It was a knowingly ridiculous, but also ridiculously fun, way to end the evening, cynics and critics be damned!
The third (and final) day got off to a relatively bland start – not bad, but not great either – with Akrotheism (who I love on record, but who didn’t do much for me live), but this early lack of energy was soon shattered by the absolutely thunderous performance of French Death Metal quintet The Order of Apollyon, whose titanic heaviness and imposing presence made a major impact on this particular listener (seeing/hearing them for the very first time)… so expect a Synn Report on them very soon.
Day three was also my first time seeing both Auroch (having missed their recent tour with Rites of Thy Degringolade) and Kaleikr, and I wasn’t disappointed here either, with the former unleashing a veritable deluge of controlled chaos and devastating Black/Death riffosity (including a new track from their upcoming EP, Stolen Angelic Tongues), and the latter delivering a short but sweet set which, what it may have lacked a little in tightness, more than made up for in dynamic energy and progressive promise.
It was the cosmic calamity of Almyrkvi which really set the bar for the day however, with the band – bathed in cold blue light and performing before a backdrop of shimmering stars and black, cavernous space – producing one of the most captivating and unforgettable sets of the entire festival, such that it became practically impossible to look away from them for the entire time they were onstage.
I’ve said it before, when writing about their recorded output, and tonight really reaffirmed it… Almyrkvi deserve to be held up as one of the very best Black Metal bands currently operating worldwide. And you can quote me on that.
Of the following two bands, Wolvennest and Treha Sektori, it was the dark ambience and tribal rhythms of the latter which made the strongest impression on me, not just on a musical level but on a visual (and visceral) one too, with the accompanying background videos only serving to enhance the effect of the music… an effect which lingers with me even now. Check them out if you haven’t done already.
The festival closed with the powerhouse pairing of Iceland’s own Svartidauði and infamous Swiss duo Bölzer, and while the latter were certainly a good choice to finish the day (they don’t do much for me on record, but put on a really good show live), it’s the former I really want to talk about here.
You see, every time I’ve seen Svartidauði before now they’ve been amazing… but my companions have had the exact opposite experience, being roundly disappointed on every previous occasion. And, at first, it looked like things were heading that way this time too, with frontman Sturla’s ongoing struggles with failing strap locks, wayward microphones, and detaching leads robbing the first couple of tracks of their full potential.
But then, like magic, everything suddenly clicked into place and the rest of the band’s set was just one phenomenally powerful punch after another, their increasingly aggressive live performance displaying an almost Death Metal-like focus and intensity, with each successive song hitting harder than the last, until they finally departed the stage leaving behind a sea of beaming, slightly shellshocked, faces all fully primed for Bölzer’s climactic set.

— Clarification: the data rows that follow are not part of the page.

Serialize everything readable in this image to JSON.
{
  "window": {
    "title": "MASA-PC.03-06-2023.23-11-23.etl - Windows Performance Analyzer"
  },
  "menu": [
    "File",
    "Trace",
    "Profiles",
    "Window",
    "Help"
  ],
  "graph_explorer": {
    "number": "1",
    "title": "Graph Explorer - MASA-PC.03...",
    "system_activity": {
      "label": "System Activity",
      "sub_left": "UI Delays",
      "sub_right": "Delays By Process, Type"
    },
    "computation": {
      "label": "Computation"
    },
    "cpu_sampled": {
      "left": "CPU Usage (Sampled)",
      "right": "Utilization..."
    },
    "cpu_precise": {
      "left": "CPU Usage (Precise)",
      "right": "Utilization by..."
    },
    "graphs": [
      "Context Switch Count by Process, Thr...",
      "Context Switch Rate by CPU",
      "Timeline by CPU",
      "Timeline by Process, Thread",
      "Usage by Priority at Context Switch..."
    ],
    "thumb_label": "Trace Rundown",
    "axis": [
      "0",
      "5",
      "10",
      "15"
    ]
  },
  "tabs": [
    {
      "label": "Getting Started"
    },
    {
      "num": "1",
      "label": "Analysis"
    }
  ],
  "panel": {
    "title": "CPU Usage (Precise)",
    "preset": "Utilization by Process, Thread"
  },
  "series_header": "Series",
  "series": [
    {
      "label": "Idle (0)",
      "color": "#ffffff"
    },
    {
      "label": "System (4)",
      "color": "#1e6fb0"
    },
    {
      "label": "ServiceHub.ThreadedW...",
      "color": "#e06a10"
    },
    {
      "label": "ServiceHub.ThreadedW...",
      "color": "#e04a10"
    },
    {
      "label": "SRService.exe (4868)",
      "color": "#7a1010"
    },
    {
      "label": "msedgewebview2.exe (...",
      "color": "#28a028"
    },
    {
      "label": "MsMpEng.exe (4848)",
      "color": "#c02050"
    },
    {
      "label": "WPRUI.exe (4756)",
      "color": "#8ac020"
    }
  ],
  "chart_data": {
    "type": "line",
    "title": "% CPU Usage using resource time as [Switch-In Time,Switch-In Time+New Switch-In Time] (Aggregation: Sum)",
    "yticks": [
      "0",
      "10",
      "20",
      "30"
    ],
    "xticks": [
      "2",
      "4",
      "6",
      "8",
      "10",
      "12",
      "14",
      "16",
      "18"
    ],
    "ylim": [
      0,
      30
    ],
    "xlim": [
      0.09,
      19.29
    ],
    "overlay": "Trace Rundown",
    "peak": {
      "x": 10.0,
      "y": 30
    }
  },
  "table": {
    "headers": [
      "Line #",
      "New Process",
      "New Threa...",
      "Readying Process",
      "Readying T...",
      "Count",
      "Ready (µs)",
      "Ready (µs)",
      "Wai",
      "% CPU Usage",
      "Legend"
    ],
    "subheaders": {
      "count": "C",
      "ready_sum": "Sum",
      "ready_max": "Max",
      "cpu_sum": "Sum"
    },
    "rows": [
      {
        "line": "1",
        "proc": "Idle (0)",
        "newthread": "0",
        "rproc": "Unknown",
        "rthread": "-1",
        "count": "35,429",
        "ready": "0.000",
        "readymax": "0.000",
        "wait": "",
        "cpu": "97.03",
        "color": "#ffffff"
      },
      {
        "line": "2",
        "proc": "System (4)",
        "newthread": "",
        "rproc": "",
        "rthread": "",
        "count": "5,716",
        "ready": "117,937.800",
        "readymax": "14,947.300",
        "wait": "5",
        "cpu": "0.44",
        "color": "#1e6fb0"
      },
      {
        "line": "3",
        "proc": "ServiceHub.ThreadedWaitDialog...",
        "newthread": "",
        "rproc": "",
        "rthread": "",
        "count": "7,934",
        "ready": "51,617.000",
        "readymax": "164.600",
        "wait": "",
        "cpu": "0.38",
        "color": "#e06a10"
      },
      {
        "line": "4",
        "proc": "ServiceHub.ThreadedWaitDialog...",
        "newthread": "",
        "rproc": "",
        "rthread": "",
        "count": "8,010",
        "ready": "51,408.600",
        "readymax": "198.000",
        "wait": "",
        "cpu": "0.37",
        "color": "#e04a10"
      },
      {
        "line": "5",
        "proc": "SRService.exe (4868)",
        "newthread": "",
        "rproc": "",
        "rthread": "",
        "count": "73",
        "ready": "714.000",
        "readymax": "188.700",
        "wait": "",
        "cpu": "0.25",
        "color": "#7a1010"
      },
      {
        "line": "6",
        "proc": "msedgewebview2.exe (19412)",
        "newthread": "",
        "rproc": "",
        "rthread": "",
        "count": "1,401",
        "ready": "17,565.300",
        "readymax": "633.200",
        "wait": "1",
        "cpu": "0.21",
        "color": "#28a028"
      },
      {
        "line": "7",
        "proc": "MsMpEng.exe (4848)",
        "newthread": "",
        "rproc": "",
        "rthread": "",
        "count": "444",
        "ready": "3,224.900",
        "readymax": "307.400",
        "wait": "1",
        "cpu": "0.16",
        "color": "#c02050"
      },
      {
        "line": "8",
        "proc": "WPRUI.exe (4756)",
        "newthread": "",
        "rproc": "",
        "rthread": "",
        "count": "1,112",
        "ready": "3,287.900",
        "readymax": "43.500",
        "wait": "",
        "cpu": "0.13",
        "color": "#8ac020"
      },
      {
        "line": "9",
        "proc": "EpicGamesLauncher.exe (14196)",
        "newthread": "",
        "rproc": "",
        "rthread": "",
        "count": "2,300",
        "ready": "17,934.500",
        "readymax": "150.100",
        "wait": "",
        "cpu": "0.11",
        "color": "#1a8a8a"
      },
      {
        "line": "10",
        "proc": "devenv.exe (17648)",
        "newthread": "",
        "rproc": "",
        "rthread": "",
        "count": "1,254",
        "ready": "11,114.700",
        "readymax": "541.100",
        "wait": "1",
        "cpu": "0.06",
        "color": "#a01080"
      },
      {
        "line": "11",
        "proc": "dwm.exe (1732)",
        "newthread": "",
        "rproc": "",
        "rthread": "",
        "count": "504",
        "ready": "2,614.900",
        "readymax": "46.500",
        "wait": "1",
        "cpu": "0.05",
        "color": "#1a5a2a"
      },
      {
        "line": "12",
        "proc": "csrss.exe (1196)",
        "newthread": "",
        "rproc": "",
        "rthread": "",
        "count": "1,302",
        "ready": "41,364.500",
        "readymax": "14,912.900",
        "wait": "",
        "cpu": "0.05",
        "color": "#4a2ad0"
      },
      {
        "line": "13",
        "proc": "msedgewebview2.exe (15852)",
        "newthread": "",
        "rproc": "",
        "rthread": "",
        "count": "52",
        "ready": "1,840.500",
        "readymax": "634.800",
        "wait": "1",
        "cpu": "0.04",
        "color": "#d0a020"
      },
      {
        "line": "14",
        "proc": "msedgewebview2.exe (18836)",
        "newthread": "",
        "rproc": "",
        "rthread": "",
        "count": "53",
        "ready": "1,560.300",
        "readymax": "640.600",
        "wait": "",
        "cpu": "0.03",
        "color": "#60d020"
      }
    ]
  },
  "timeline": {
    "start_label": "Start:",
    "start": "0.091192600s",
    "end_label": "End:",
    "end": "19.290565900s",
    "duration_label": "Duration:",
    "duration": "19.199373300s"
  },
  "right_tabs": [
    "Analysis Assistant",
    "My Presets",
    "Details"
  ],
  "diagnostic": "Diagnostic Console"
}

As you can probably tell I had a hell of a good time at this festival, and hope that everyone else who went did too.
Maybe I’ll see you there next year? And maybe, if we’re lucky, we’ll get some Sulphur Aeon or some Panzerfaust too?